An endangered loggerhead turtle called Julius Caesar bagged a free flight on an Aer Lingus flight to Gran Canaria to start a new life in the warm waters off the coast of North Africa. Three-year-old Julius Caesar, or JC to his friends, has been cared for by the Exploris Aquarium in Northern Ireland since early January 2019 when JC washed up on a Donegal beach.
Several hundred miles away from where he should have been, JC was found in a critical state by the Johnstone family during a walk along the beach. Loggerhead turtles should be in the warm waters of the Atlantic where they typically remain without returning to shore until they are between 7 and 12 years old.
Likely caught in the powerful gulf stream, JC was severely underdeveloped and weighed only 1.2kg when he first arrived at the aquarium. He now weighs 25kg and has been living in a special ocean tank since December 2019 but a move back to his natural habitat was delayed because of the COVID-19 pandemic.
Thankfully, just like humans, JC has also been given the all-clear to start going on international trips and Aer Lingus was more than happy to help out.
“Keeping the turtle’s temperature above 19 degrees is critical to his wellbeing and he requires regular monitoring and shell lubrication so placing him in the aircraft hold was not an option,” commented Aer Lingus pilot, Captain Peter Lumsden.
Instead, JC will be travelling in a specially adapted crate that will be strapped to normal passenger seats on Aer Lingus flight EI 782 on Wednesday.
“Like all of us on the flight today, I’m sure he is looking forward to the warmer climate upon landing,” Captain Lumsden continued.
JC will be welcomed to the Canary Islands by a team from the Tarifa Wildlife Recovery Centre who will be overseeing his acclimatisation to the welcome warmer weather. He’ll then be released back into the wild later this week.
Think this is a one-off? Surprisingly, no. Aer Lingus previously repatriated another loggerhead turtle to Gran Canaria in 2014 after the turtle, called Leona, was found in County Clare in 2013.
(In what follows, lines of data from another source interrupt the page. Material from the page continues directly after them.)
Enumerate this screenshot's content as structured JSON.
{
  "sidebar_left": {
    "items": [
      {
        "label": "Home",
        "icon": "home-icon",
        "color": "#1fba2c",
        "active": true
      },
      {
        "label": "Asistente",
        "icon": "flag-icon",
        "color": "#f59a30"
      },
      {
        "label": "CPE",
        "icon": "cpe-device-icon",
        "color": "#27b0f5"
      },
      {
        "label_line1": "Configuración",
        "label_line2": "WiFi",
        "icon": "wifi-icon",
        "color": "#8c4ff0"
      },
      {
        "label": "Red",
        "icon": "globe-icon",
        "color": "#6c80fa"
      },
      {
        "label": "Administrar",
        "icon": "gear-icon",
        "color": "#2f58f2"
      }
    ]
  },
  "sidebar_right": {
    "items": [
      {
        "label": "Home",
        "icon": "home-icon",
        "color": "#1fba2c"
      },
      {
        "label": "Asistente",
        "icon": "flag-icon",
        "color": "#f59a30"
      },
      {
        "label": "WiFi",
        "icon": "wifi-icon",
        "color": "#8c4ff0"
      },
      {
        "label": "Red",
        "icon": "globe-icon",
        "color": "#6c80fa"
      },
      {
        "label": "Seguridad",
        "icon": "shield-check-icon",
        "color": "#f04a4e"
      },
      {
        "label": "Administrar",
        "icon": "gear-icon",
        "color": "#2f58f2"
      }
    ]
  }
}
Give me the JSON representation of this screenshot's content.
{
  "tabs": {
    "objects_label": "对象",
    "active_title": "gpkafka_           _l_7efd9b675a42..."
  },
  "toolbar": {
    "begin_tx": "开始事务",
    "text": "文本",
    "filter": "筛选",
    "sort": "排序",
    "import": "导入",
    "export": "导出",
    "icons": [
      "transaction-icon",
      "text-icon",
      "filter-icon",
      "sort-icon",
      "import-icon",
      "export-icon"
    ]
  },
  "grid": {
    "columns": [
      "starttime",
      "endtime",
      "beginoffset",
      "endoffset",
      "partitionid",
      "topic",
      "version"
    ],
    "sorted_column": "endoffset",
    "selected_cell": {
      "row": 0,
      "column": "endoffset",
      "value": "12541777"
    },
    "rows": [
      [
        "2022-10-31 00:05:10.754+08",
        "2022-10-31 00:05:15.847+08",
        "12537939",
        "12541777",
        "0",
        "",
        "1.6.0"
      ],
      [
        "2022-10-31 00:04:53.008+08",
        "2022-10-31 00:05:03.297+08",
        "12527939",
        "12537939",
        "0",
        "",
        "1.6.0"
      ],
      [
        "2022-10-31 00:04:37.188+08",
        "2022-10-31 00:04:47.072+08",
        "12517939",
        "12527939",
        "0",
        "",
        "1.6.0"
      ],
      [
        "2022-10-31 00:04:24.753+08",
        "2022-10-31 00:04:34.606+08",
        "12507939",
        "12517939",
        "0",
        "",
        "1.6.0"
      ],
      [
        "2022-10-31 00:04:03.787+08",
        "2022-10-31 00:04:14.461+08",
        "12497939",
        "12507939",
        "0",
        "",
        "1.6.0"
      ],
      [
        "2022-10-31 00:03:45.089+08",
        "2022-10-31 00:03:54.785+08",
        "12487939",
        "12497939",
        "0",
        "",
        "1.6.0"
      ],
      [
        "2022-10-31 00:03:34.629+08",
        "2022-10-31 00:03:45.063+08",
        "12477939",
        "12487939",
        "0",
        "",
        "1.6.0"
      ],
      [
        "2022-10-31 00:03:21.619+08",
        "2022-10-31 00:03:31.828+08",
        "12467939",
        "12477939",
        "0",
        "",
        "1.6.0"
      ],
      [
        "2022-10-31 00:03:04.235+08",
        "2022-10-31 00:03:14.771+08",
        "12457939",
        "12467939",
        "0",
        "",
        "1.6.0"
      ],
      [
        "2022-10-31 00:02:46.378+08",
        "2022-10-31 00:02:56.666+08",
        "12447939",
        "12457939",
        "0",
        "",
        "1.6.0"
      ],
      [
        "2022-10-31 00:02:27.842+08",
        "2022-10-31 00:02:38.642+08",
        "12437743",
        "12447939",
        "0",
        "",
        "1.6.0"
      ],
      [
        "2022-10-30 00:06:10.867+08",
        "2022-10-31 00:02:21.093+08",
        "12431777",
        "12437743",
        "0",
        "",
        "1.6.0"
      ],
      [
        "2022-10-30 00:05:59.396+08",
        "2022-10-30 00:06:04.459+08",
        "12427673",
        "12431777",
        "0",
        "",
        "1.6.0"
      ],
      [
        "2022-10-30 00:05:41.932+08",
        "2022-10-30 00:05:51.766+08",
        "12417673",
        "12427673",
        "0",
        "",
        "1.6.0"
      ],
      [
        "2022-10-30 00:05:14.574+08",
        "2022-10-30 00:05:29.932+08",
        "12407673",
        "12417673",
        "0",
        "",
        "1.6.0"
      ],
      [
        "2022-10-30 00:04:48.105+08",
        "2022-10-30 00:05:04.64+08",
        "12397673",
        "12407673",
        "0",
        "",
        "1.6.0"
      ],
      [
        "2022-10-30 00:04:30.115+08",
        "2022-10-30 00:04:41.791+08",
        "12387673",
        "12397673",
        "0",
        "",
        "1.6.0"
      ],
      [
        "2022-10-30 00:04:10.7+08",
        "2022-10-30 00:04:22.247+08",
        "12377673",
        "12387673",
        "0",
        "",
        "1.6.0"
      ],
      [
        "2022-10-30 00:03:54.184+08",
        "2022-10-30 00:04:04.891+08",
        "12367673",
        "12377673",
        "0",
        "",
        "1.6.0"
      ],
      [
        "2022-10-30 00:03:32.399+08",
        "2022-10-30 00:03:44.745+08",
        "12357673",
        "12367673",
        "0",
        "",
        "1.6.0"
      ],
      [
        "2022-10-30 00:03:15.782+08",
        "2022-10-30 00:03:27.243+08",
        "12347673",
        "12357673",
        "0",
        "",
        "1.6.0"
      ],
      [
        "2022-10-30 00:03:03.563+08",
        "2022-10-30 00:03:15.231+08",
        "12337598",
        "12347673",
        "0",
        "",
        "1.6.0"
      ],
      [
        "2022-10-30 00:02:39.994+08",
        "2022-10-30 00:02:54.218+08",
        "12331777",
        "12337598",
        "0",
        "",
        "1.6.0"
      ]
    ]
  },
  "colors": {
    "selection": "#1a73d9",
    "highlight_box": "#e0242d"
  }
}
Mateusz Maszczynski honed his skills as an international flight attendant at the most prominent airline in the Middle East and has been flying throughout the COVID-19 pandemic for a well-known European airline. Matt is passionate about the aviation industry and has become an expert in passenger experience and human-centric stories. Always keeping an ear close to the ground, Matt's industry insights, analysis and news coverage is frequently relied upon by some of the biggest names in journalism.